Or I dream that we're in Pakistan and staying too long. Our tickets have been stamped for a certain flight. They'll expire if we don't get to the airport in time. But everyone keeps trying to delay us. My mother doesn't understand my sense of urgency. I'm crying out, Let's go, let's go, before something happens, before they shut the doors! But she's saying, Wait, I can't find my scarf. Wait, we have to say good-bye to your aunt. Wait, we can't leave without visiting your grandparents....
Sometimes I dream that Alyce won't talk to me. I've made her angry. I plead with her. I say, This isn't right, why are you angry with me? I didn't do anything wrong, don't be mad!
Or I see that Alyce has made a new friend. She's striking up a conversation with my cousin. I fly into a rage at that cousin. Why is she talking to my Alyce? Get away from her, she's my friend! And in real life my poor cousin isn't even in America. She's stuck back there in dire straits, and yet in my dreams I curse her.
Sometimes I dream that a stranger is hitting me. I want to hit back, but I can't. And then suddenly I find my mother waking me up. She tells me I was sitting up in bed, making slapping and punching motions with my arms. Oh, we laugh about it! She paints such a comical image of me, punching away at nothing and growling, "I'm going to slap you so hard!"

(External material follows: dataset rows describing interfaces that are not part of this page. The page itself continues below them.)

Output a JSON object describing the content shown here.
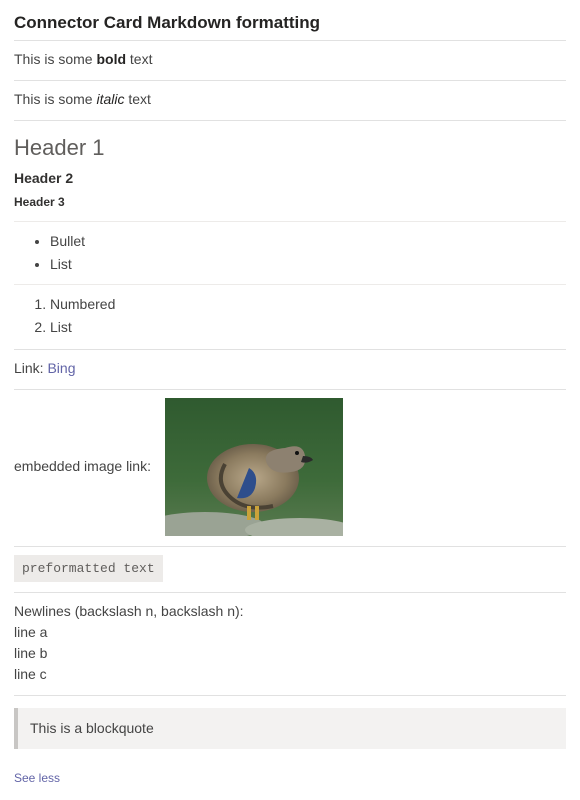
{
  "title": "Connector Card Markdown formatting",
  "bold_section": {
    "prefix": "This is some ",
    "bold": "bold",
    "suffix": " text"
  },
  "italic_section": {
    "prefix": "This is some ",
    "italic": "italic",
    "suffix": " text"
  },
  "headers": {
    "h1": "Header 1",
    "h2": "Header 2",
    "h3": "Header 3"
  },
  "bullets": [
    "Bullet",
    "List"
  ],
  "numbered": [
    "Numbered",
    "List"
  ],
  "link_row": {
    "label": "Link: ",
    "text": "Bing"
  },
  "image_row": {
    "label": "embedded image link:",
    "alt": "duck-image"
  },
  "preformatted": "preformatted text",
  "newlines": {
    "heading": "Newlines (backslash n, backslash n):",
    "lines": [
      "line a",
      "line b",
      "line c"
    ]
  },
  "blockquote": "This is a blockquote",
  "see_less": "See less"
}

I dream that I have fallen into a river. A woman up on the riverbank is dangling a handkerchief down to me. I try to grab it, but it's too short. I try to grab it, but it's too flimsy-it tears in my grasp. I try to grab it, and I get it in my clutches; I start climbing up it, hand over hand, but the handkerchief keeps stretching out. No matter how hard I climb, my feet never leave the water. In fact, I sink deeper with that tattered handkerchief still in my grip. I feel the water in my mouth...in my nose....
Every time my mother gets sick during the day, I dream that night that she is dying. I scream, Take her to the hospital! Someone help us! People have gathered around to watch us. Their eyes bulge out strangely. They find us interesting. Their eyes bulge because we fascinate them, but none of them reaches out. They seem to think we are figures in a glass case or a movie. They don't seem to realize we are right there, close enough to touch. They could take our hands. I shout at them, We exist!
Then I realize no one is going to help us. It's all up to me. I lift my mother in my arms. I will have to carry her to the hospital by myself. But as I struggle through the door, she begins to grow. My mother gets bigger and heavier in my arms. I can't carry her! I don't have the strength! She gets longer. Her feet drag on the ground, her head drags, I can't hold up her middle. I'm just too small and getting smaller. I wake up screaming.
Some of my dreams are so vivid, so full of color, so real that I can't believe I'm dreaming. When I wake up, my eyes are wet with tears. My heart is banging against my ribs. I tell myself, It was only a dream, Farah, only a dream....And it might or might not comfort me. It depends, because I do dream about dead people so much. I stroll with them. I talk with them. I hold them in my arms. They are all alive inside me, still. My father and grandmother appear to me, and they are reaching out and beckoning to me, murmuring softly, Come, Farah. Come be with us now! During the dream these images do not frighten me. I love my father, and I'm so glad to see him. His voice comforts me. But when I wake up in the morning, I remember what people say about the dead beckoning to you in your dreams: that it means you are going to die soon yourself. That's when I tremble.
But it's all in my head. That's what I have to keep telling myself. I'm safe in America now...and besides, they're not all terrible, the dreams I have. Lately, I dream that I've grown wings sometimes. I have feathers. I can fly. I love those dreams! I'm soaring overhead, and people are all pointing to me and exclaiming, Look! It's Farah! She can fly! Farah can fly!
I wake up with a glad heart then and feel that I am flying in some sense: flying into my future-and yet-the past won't let me go. Not completely. Not yet.
Text copyright (c) 2005 by Nestegg Productions LLC